## Required action:
Find the word "meta" in the data. Return every line where it appears.

## Data for this exercise:
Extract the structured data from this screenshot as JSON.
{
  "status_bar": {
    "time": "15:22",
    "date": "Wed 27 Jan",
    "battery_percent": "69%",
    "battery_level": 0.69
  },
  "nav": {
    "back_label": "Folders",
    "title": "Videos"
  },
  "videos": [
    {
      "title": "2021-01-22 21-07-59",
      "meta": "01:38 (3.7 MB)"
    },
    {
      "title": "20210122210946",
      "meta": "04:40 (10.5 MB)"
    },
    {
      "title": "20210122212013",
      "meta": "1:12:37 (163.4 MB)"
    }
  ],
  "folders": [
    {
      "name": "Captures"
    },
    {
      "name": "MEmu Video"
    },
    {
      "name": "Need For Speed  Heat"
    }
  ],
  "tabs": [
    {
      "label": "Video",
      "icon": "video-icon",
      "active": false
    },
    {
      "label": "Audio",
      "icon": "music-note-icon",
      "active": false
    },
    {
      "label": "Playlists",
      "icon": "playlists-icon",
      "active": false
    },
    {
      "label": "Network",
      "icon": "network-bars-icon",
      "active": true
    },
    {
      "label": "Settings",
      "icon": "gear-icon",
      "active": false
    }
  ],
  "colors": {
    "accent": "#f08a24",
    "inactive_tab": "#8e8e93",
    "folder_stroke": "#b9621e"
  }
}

## Solution to this task:
      "meta": "01:38 (3.7 MB)"
      "meta": "04:40 (10.5 MB)"
      "meta": "1:12:37 (163.4 MB)"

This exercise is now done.